It’s tax season again, and for couples who got divorced in 2019, big changes are in store. Taxes are a major factor in financial planning. They can impact how divorce and custody agreements are structured. The new rules drastically change the tax landscape.
Here’s how those changes affect major financial issues in divorce and custody.
For judgments or agreements finalized in 2019 onward, new rules came into play on the federal level (individual states may vary) for alimony payments (known as maintenance in New York). The payments were deductible for the spouse paying and considered income for the spouse receiving. As a result of the Tax Cuts and Jobs Act of 2017 (see 2017 tax overhaul), the taxable impact was lost on the federal level and is no longer a deduction for the payor. However, individual states may still retain their individual tax treatment of alimony/maintenance.
Individual retirement accounts (IRAs)
The new tax laws may also have an effect on IRA (Individual Retirement Account) withdrawals that are used for alimony payments and individuals should consult with their tax professional about their specific situation.
Another change under the new tax laws is that legal fees and other divorce advice – which can be substantial – are no longer deductible with the exception of tax advice.
The 2017 tax changes eliminated dependency exemptions on the federal level. They no longer exist, regardless of when a divorce or custody arrangement was finalized.
However, individual states may still retain their individual tax treatment of child tax credits, and they may still be available on the state-level. Divorce and custody agreements should address who can claim those credits.
Navigating the new rules

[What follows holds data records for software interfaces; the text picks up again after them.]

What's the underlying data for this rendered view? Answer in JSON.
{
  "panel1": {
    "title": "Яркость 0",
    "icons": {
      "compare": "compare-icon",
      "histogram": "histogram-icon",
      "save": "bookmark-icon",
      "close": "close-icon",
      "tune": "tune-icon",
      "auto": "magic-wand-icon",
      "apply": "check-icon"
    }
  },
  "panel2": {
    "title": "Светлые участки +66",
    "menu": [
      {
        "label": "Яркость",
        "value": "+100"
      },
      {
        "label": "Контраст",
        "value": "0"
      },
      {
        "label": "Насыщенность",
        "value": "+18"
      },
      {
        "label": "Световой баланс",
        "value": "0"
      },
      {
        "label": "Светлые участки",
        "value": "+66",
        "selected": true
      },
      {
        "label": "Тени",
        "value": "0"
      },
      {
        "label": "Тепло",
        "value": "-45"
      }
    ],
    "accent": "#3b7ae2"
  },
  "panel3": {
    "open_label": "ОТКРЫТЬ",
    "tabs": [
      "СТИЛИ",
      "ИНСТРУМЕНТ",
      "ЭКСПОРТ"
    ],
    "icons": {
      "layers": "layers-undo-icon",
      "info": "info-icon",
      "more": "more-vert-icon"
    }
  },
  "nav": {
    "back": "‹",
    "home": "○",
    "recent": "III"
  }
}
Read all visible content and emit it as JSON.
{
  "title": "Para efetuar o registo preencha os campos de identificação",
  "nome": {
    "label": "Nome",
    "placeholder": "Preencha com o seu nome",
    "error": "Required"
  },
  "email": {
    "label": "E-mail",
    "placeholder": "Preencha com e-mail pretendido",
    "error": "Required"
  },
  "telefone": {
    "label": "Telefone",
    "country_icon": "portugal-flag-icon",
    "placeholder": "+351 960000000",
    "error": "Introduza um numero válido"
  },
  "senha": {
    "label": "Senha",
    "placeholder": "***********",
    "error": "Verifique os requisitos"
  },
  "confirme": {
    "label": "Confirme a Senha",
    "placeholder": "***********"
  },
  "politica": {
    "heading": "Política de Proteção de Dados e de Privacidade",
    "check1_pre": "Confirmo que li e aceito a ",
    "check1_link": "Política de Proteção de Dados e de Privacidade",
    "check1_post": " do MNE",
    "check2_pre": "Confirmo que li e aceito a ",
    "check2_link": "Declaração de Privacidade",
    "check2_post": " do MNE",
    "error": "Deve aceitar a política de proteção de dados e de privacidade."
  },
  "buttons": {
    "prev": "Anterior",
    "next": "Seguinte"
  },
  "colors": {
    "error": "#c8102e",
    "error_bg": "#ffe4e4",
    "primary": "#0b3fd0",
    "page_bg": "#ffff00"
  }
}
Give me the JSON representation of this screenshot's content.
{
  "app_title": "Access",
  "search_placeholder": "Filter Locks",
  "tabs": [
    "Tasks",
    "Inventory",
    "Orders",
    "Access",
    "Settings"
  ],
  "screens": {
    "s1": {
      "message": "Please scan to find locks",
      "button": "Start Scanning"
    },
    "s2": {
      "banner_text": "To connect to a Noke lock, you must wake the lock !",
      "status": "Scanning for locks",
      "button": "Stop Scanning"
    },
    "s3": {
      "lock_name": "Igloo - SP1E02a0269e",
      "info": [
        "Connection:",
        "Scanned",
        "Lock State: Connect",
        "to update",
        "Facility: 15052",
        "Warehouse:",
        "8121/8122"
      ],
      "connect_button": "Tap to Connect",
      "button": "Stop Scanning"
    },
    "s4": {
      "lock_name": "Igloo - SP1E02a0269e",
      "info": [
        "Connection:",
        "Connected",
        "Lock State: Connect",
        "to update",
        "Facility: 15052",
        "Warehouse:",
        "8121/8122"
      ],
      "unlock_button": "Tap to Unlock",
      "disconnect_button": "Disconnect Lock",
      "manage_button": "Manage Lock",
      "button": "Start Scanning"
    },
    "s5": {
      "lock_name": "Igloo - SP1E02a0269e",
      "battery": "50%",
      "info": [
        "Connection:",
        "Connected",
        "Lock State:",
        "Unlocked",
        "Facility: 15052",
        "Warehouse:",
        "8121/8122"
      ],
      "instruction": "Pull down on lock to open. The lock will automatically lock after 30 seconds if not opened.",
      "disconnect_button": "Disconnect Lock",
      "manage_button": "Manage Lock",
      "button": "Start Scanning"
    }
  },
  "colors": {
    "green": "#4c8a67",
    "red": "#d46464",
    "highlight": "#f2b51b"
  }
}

Individualized guidance on these issues is critical now more than ever. Couples should not wait until April to seek help from a tax professional. And if you’re currently facing divorce or custody, make sure you find an attorney who is well-versed in the new tax rules to help you reach your happily-ever-after.